Lines in the listing below containing the string "JSON" are to be identified and copied.

______________________________

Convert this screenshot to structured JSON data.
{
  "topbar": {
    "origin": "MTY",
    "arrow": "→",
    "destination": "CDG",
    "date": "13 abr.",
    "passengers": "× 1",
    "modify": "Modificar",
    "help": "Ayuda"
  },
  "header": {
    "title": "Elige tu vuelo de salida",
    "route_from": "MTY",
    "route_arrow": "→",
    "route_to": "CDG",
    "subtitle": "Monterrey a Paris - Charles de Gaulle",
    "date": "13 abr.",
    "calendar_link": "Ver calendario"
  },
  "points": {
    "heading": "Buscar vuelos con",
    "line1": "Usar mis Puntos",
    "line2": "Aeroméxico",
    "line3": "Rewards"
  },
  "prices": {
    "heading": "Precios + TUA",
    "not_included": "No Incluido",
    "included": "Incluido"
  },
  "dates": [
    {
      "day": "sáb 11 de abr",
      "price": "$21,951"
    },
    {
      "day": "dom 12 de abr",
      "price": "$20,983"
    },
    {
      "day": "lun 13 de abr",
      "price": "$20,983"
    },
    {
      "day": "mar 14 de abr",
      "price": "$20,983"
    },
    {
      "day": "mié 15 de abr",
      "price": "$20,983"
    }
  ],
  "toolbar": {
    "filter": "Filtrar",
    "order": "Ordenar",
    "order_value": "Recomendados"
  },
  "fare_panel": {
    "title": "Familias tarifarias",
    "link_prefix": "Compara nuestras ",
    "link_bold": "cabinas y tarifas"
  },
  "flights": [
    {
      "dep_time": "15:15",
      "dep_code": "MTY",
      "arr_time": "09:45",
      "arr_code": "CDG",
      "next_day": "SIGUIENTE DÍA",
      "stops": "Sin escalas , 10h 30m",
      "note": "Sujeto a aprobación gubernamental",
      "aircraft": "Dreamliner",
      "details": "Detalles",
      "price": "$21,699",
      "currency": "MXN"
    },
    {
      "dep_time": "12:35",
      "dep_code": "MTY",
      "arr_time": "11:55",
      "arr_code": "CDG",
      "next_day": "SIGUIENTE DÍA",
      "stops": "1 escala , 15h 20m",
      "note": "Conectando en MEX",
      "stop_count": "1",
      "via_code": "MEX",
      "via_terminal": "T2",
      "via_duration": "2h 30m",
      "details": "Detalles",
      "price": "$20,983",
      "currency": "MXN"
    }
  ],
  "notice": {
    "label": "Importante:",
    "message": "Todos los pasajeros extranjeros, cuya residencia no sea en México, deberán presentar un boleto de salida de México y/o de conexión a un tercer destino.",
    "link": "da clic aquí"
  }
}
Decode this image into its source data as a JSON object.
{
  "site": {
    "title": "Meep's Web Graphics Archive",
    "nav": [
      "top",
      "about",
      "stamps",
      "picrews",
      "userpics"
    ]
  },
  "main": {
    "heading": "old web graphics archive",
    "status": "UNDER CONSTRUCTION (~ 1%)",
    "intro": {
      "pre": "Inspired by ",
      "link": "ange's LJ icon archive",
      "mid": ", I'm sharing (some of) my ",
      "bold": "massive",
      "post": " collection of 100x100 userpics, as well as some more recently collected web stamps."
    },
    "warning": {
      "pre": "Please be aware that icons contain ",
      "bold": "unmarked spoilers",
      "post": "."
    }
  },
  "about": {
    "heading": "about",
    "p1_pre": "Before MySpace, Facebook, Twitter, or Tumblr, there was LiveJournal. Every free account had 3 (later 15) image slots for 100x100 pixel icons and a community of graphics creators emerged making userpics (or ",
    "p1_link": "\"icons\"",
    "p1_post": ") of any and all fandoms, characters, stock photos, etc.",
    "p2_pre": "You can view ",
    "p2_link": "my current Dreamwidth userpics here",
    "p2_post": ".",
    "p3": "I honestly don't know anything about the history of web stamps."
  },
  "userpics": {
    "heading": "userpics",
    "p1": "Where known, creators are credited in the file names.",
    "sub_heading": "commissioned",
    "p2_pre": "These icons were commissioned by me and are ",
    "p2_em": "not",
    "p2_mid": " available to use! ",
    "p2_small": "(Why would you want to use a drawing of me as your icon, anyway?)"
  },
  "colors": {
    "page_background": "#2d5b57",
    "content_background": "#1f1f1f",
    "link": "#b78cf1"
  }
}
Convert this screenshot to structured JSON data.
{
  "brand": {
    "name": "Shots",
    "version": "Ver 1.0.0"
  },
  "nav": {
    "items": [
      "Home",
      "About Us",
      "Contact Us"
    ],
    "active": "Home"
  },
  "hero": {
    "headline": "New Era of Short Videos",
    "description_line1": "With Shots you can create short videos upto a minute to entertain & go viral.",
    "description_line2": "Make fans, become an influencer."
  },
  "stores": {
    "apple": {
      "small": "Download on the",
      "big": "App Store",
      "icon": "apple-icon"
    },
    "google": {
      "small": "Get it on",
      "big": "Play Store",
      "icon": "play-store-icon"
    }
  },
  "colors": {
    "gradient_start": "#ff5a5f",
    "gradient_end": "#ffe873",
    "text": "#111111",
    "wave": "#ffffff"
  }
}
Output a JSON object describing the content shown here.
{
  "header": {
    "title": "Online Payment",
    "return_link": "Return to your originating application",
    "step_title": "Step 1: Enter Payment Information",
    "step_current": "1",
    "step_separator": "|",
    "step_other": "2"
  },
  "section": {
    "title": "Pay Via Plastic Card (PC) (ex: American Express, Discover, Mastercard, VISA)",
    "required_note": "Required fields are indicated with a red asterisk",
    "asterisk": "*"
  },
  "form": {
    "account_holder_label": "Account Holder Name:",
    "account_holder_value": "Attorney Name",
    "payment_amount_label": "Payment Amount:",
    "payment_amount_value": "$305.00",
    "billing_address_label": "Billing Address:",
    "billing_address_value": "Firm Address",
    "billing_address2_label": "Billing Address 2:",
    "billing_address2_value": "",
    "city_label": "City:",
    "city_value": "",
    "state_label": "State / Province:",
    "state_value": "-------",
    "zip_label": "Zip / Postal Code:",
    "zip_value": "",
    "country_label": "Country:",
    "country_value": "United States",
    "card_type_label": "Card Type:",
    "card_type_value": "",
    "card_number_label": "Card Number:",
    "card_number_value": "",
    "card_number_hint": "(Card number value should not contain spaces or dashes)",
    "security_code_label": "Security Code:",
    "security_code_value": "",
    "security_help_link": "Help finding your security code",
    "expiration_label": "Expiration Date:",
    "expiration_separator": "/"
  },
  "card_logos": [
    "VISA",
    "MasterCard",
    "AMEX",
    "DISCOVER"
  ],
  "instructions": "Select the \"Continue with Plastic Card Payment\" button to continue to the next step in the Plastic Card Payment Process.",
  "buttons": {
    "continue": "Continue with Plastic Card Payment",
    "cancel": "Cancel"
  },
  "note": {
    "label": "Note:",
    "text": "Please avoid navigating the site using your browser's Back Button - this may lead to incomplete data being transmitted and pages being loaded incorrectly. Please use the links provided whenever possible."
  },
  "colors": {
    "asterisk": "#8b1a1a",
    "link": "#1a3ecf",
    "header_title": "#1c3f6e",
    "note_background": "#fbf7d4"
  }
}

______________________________

RESPONSE TO THE TASK =
Convert this screenshot to structured JSON data.
Decode this image into its source data as a JSON object.
Convert this screenshot to structured JSON data.
Output a JSON object describing the content shown here.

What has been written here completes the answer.